C. There are limitations to what grades, scores, and recommendations can tell us about any applicant. We ask you to write a personal essay that will help us to know you better. In the past, candidates have written about their families, intellectual and extracurricular interests, ethnicity or culture, school and community events to which they have had strong reactions, people who have influenced them, significant experiences, personal aspirations, or topics that spring entirely from their imaginations. There is no “correct” response. Write about what matters to you, and you are bound to convey a strong sense of who you are.

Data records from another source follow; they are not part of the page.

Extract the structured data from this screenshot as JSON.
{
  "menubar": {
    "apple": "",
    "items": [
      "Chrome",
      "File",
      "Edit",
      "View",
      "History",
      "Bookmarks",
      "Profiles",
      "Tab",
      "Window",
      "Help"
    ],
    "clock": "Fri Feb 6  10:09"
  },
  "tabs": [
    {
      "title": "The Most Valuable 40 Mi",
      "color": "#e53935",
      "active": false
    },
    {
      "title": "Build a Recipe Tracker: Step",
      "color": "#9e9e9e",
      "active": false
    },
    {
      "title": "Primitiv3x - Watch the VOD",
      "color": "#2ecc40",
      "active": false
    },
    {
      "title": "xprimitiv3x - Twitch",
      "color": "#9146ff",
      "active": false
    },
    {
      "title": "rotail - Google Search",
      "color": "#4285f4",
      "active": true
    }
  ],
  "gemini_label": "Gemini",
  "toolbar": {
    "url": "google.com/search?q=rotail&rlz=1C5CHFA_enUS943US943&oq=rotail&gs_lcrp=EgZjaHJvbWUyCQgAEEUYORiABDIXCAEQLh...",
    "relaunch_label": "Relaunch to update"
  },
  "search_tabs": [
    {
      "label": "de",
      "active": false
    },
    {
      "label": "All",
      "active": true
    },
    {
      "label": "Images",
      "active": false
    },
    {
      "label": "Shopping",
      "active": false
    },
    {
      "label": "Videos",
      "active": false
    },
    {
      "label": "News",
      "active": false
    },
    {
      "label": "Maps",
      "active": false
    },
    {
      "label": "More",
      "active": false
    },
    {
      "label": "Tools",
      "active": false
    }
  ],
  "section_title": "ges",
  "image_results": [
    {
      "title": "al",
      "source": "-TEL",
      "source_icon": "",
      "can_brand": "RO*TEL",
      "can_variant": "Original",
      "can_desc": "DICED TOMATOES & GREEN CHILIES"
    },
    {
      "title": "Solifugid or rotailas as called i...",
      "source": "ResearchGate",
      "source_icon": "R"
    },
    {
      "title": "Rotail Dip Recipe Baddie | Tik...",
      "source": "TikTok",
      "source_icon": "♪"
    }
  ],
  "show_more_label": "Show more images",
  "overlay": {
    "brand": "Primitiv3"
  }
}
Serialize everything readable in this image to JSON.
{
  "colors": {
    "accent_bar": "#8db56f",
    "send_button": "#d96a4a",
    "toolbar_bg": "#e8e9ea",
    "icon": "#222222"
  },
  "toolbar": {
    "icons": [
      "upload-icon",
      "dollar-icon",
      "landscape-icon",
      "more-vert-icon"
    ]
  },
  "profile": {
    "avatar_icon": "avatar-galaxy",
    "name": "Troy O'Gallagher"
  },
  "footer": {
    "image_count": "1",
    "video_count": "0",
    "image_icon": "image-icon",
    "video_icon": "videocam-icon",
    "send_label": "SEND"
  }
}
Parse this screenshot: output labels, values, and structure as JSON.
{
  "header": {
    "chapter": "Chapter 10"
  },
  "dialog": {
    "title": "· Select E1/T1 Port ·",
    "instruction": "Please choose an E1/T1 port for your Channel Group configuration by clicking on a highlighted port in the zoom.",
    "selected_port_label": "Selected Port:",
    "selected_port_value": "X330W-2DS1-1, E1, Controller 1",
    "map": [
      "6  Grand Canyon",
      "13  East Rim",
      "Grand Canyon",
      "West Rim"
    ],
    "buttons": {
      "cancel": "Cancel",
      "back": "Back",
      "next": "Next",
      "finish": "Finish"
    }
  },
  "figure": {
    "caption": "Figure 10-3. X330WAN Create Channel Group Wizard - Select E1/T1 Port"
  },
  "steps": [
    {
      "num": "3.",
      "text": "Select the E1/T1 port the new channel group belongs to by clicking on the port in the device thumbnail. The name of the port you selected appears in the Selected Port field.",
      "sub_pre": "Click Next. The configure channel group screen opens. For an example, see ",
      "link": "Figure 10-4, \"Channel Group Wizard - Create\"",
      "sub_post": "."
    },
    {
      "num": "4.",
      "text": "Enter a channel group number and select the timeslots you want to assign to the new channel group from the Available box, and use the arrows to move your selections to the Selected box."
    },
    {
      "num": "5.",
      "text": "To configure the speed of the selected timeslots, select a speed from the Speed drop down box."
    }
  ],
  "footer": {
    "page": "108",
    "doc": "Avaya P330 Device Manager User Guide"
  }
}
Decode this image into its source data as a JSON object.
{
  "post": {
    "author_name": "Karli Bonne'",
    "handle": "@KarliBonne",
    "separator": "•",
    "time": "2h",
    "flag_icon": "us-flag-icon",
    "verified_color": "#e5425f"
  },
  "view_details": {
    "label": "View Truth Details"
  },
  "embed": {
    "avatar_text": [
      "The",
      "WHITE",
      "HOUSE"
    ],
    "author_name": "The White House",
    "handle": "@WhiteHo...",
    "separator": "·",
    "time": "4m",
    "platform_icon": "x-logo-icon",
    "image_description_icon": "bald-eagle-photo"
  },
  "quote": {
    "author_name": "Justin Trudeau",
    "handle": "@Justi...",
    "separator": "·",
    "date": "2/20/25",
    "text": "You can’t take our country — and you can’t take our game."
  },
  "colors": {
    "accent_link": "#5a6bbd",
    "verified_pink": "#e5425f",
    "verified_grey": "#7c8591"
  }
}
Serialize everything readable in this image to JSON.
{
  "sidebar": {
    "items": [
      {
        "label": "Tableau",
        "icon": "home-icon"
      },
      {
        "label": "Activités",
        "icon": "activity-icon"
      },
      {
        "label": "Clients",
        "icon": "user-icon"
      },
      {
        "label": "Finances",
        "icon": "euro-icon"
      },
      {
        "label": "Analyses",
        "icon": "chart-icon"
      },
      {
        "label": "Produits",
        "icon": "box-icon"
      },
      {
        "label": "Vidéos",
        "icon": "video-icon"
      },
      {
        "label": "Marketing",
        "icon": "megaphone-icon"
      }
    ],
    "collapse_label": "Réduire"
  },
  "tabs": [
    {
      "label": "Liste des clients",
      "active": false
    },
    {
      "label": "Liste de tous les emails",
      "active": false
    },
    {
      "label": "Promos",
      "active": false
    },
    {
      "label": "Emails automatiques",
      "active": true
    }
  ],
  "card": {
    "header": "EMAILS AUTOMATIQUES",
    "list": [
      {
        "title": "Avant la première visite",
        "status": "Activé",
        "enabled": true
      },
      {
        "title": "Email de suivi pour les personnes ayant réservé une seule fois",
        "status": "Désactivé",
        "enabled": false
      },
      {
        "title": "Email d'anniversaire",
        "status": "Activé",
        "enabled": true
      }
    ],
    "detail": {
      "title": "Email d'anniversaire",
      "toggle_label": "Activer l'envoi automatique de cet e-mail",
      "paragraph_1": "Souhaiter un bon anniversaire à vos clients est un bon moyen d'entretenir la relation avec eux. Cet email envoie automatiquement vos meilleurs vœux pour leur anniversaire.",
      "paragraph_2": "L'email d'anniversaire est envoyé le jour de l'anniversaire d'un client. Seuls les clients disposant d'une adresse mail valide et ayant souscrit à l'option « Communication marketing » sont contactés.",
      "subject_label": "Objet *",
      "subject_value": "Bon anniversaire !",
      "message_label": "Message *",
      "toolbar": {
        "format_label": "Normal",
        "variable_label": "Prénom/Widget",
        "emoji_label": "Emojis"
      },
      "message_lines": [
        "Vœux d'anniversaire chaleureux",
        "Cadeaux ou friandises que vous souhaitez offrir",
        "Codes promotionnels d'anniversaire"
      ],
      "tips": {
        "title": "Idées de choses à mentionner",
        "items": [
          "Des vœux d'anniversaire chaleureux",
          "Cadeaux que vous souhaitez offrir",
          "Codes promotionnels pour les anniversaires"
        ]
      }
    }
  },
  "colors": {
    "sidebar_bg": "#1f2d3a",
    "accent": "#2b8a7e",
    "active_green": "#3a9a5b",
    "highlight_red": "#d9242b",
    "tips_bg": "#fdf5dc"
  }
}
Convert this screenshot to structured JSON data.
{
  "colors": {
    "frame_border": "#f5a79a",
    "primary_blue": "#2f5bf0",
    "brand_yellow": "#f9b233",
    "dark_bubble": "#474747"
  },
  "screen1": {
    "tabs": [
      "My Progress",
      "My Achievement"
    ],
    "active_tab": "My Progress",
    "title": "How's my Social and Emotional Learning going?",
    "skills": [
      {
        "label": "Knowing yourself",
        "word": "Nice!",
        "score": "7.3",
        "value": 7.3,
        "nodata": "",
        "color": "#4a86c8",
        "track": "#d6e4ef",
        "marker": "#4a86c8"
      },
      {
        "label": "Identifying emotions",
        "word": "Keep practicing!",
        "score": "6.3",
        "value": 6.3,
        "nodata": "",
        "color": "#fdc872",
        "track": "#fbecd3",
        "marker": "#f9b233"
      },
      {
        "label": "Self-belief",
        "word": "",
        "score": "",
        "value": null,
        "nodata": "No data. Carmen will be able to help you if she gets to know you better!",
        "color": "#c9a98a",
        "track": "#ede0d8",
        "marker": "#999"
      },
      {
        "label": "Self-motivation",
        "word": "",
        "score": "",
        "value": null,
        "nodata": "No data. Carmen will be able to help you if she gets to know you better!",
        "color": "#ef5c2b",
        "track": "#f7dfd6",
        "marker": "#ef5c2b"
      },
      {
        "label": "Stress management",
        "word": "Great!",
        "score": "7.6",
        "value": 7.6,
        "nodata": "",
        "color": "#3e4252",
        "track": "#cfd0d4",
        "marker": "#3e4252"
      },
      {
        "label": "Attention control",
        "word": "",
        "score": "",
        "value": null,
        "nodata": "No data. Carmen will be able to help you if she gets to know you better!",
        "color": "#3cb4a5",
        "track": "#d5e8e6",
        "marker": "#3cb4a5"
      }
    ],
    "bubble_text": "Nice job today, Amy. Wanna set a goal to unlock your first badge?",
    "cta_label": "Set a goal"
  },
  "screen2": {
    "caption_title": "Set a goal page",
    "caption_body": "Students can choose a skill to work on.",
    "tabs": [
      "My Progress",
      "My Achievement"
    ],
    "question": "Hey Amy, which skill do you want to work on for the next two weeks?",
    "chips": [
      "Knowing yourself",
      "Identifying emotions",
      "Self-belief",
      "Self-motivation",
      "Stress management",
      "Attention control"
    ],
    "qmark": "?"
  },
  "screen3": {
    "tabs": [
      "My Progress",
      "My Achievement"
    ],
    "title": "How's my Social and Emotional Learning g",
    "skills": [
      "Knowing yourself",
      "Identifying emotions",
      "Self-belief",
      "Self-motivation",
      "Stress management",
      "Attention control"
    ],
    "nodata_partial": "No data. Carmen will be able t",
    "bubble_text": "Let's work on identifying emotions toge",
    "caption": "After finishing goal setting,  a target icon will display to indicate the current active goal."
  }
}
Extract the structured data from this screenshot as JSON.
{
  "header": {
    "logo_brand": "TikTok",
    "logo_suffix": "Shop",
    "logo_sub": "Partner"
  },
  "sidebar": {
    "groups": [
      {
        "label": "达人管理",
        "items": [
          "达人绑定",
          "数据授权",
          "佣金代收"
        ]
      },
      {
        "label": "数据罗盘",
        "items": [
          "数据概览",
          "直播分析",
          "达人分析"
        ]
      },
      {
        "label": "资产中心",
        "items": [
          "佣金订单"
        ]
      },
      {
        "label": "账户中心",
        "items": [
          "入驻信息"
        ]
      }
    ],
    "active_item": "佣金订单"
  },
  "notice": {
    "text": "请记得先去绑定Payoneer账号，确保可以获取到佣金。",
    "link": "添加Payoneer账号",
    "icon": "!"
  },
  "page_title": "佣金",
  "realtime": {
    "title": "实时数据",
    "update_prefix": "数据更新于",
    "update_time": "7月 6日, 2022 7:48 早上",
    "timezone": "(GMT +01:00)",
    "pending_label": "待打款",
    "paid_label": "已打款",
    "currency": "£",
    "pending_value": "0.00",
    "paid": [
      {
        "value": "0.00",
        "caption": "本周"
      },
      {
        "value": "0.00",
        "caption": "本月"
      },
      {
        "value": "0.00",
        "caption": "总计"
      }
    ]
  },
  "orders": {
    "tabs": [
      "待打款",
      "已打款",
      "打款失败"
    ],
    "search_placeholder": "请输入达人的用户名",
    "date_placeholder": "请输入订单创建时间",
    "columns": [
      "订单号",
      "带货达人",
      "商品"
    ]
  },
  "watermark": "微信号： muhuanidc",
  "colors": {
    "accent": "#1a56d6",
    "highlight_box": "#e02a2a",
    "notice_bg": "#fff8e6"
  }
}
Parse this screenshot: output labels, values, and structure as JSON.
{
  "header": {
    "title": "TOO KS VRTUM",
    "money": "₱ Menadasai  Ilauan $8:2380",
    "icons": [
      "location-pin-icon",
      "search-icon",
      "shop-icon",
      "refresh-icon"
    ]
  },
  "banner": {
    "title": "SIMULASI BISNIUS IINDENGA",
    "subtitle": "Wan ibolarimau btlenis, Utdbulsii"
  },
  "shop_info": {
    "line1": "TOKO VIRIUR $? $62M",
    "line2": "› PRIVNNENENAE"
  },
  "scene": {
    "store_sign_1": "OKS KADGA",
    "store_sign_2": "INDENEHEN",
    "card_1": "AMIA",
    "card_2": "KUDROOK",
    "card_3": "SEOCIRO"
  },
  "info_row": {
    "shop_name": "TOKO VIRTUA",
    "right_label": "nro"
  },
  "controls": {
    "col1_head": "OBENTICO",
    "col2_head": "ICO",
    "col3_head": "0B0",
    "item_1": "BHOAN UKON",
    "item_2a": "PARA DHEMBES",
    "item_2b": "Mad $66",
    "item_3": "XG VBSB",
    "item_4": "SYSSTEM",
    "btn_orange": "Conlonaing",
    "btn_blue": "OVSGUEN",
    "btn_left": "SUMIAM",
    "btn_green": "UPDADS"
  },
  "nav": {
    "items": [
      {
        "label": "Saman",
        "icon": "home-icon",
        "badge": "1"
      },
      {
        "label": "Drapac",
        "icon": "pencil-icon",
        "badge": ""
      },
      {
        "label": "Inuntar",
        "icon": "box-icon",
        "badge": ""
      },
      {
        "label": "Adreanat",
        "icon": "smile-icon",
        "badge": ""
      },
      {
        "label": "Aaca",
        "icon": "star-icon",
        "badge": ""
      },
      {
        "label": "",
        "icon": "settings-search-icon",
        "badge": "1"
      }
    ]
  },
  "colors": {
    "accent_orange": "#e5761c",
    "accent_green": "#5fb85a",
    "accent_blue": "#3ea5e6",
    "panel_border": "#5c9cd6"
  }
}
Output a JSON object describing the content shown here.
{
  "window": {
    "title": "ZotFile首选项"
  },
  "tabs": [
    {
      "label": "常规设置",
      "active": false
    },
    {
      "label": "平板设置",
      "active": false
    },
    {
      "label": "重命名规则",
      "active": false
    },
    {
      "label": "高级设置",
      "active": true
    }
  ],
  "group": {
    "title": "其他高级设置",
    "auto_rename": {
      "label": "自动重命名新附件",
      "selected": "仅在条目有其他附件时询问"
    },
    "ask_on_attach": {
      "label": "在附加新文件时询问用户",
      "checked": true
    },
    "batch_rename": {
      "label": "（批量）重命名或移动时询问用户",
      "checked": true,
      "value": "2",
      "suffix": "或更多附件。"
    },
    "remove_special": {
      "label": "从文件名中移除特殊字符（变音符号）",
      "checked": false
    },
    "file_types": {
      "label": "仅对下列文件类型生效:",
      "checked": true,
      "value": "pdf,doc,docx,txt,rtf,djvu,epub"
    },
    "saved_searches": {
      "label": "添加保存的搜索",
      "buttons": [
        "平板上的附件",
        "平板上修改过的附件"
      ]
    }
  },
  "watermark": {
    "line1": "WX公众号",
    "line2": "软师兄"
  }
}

Just as the plane landed, I closed The Fountainhead interrupting Ayn Rand’s famous courtroom speech. Everything Rand wrote about, from individualism to selfishness, all made sense. As I stepped foot into the dreary airport, I knew I wasn’t in Scottsdale anymore. Being my first time below the equator, I was quite eager to visit Rio di Janeiro. A young man greeted my family and offered to drive us to our hotel for 60 real, roughly $18. I could tell our driver was sharp. He had a calculating look to him, but still had a gregariousness that made me feel comfortable; I thought to myself that he probably could have been quite wealthy if he lived in the United States. My father haggled down to 45 real and we hopped in the cab. At the time, I didn’t think about how the driver could use the money we haggled away from him. After all, we live in a capitalistic world. As we drove into the congested city, I began to see tall skyscrapers, surrounded by tarpaper structures. The structures appeared as if a gust of wind would send them floating away. Our driver told us that the structures were called ‘favelas.’ Homeless people began squatting on government land and constructing houses with driftwood, old bricks and plywood scraps. What I found most incredible was that most of the people who live in the favelas are working class. Visiting impoverished neighborhoods was a sobering experience. Ayn Rand’s idealistic views to which I had taken a liking, weren’t so crisp and clear anymore.After visiting South America, I realized that there is more to life than climbing the corporate ladder or becoming a high priced attorney. That’s not to say that those are poor goals, but devoting one’s entire life to that cause does seem quite trivial on a global scale. I want to use my fortunes to help those who weren’t given an equal chance. Thinking of our taxi driver, I now understand how random life can be. How would I act if I were born in a slum or in a third world country? Would I be attending school or would I be working to survive? Our driver was just as bright as anyone I know. How would his life be different if he were born in Manhattan? It’s quite possible I would work for him later in life. While the United States is developing into a meritocracy, many parts of the world have remained stagnant, leaving diligent members of society impoverished. Through this first-hand experience, I acquired a stronger sense of social responsibility and duty to those in need.My life has insofar been quite privileged. My parents have provided everything I’ve ever needed to pursue my education, and there is nothing for which I am more grateful. But being appreciative doesn’t better the condition of anyone else. My trip to Brazil was a personal call to action. The juxtaposition of my condition with that of the people living favelas displayed the serious inequity in the world. Visiting the slums of South America washed away my naive belief in Ayn Rand’s philosophy of working for the individual. But it also brought my views to equilibrium. I will never feel guilty about earning a generous living. I also know that while it may be selfless, which is the pitfall of Randian philosophy, I cannot ignore the problems facing the world. I strongly believe in Rand’s notion that a principle of all cultures should be justice; in essence, you earn what you deserve. Nobody deserves to be born into a life without hope. While a class system without lucid walls may always exist, I can only strive to provide hope for people less privileged.